EXERCISE MATERIAL:
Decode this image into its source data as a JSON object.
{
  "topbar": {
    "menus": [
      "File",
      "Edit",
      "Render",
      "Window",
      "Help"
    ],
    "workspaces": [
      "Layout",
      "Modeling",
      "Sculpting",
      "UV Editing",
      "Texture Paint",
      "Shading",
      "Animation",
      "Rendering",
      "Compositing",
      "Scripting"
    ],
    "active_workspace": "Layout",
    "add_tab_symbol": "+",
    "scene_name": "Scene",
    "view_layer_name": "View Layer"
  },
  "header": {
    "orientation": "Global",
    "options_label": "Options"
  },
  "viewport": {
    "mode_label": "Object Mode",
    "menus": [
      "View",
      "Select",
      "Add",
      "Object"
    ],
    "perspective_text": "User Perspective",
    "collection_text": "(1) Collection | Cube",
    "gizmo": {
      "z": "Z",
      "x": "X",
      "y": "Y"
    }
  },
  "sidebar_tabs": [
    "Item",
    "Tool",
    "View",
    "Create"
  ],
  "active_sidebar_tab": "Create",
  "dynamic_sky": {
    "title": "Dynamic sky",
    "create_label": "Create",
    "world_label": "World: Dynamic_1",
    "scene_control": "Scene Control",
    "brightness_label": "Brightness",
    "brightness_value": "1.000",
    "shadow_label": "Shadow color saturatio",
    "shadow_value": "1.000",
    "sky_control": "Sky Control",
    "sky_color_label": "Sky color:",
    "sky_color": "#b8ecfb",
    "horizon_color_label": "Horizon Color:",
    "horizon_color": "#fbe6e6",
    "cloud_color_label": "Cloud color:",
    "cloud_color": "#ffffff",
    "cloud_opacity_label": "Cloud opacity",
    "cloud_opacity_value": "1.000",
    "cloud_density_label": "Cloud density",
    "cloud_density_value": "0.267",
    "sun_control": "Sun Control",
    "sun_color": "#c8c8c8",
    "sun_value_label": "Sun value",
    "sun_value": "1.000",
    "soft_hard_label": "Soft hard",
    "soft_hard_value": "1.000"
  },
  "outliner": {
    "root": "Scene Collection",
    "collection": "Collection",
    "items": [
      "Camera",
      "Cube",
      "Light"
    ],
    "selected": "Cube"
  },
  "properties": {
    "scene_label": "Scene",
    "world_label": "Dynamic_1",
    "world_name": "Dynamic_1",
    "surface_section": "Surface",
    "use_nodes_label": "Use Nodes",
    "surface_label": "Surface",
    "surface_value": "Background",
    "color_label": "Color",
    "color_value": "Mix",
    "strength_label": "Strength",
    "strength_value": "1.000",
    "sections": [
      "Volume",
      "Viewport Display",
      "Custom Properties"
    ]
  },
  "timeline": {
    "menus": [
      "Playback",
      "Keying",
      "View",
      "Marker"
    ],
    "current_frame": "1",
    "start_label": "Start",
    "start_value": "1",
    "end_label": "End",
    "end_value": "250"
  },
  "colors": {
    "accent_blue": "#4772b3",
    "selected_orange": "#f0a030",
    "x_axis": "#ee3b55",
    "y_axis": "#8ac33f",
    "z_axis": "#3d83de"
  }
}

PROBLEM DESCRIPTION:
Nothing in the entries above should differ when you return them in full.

ANSWER TO THIS EXERCISE:
Decode this image into its source data as a JSON object.
{
  "topbar": {
    "menus": [
      "File",
      "Edit",
      "Render",
      "Window",
      "Help"
    ],
    "workspaces": [
      "Layout",
      "Modeling",
      "Sculpting",
      "UV Editing",
      "Texture Paint",
      "Shading",
      "Animation",
      "Rendering",
      "Compositing",
      "Scripting"
    ],
    "active_workspace": "Layout",
    "add_tab_symbol": "+",
    "scene_name": "Scene",
    "view_layer_name": "View Layer"
  },
  "header": {
    "orientation": "Global",
    "options_label": "Options"
  },
  "viewport": {
    "mode_label": "Object Mode",
    "menus": [
      "View",
      "Select",
      "Add",
      "Object"
    ],
    "perspective_text": "User Perspective",
    "collection_text": "(1) Collection | Cube",
    "gizmo": {
      "z": "Z",
      "x": "X",
      "y": "Y"
    }
  },
  "sidebar_tabs": [
    "Item",
    "Tool",
    "View",
    "Create"
  ],
  "active_sidebar_tab": "Create",
  "dynamic_sky": {
    "title": "Dynamic sky",
    "create_label": "Create",
    "world_label": "World: Dynamic_1",
    "scene_control": "Scene Control",
    "brightness_label": "Brightness",
    "brightness_value": "1.000",
    "shadow_label": "Shadow color saturatio",
    "shadow_value": "1.000",
    "sky_control": "Sky Control",
    "sky_color_label": "Sky color:",
    "sky_color": "#b8ecfb",
    "horizon_color_label": "Horizon Color:",
    "horizon_color": "#fbe6e6",
    "cloud_color_label": "Cloud color:",
    "cloud_color": "#ffffff",
    "cloud_opacity_label": "Cloud opacity",
    "cloud_opacity_value": "1.000",
    "cloud_density_label": "Cloud density",
    "cloud_density_value": "0.267",
    "sun_control": "Sun Control",
    "sun_color": "#c8c8c8",
    "sun_value_label": "Sun value",
    "sun_value": "1.000",
    "soft_hard_label": "Soft hard",
    "soft_hard_value": "1.000"
  },
  "outliner": {
    "root": "Scene Collection",
    "collection": "Collection",
    "items": [
      "Camera",
      "Cube",
      "Light"
    ],
    "selected": "Cube"
  },
  "properties": {
    "scene_label": "Scene",
    "world_label": "Dynamic_1",
    "world_name": "Dynamic_1",
    "surface_section": "Surface",
    "use_nodes_label": "Use Nodes",
    "surface_label": "Surface",
    "surface_value": "Background",
    "color_label": "Color",
    "color_value": "Mix",
    "strength_label": "Strength",
    "strength_value": "1.000",
    "sections": [
      "Volume",
      "Viewport Display",
      "Custom Properties"
    ]
  },
  "timeline": {
    "menus": [
      "Playback",
      "Keying",
      "View",
      "Marker"
    ],
    "current_frame": "1",
    "start_label": "Start",
    "start_value": "1",
    "end_label": "End",
    "end_value": "250"
  },
  "colors": {
    "accent_blue": "#4772b3",
    "selected_orange": "#f0a030",
    "x_axis": "#ee3b55",
    "y_axis": "#8ac33f",
    "z_axis": "#3d83de"
  }
}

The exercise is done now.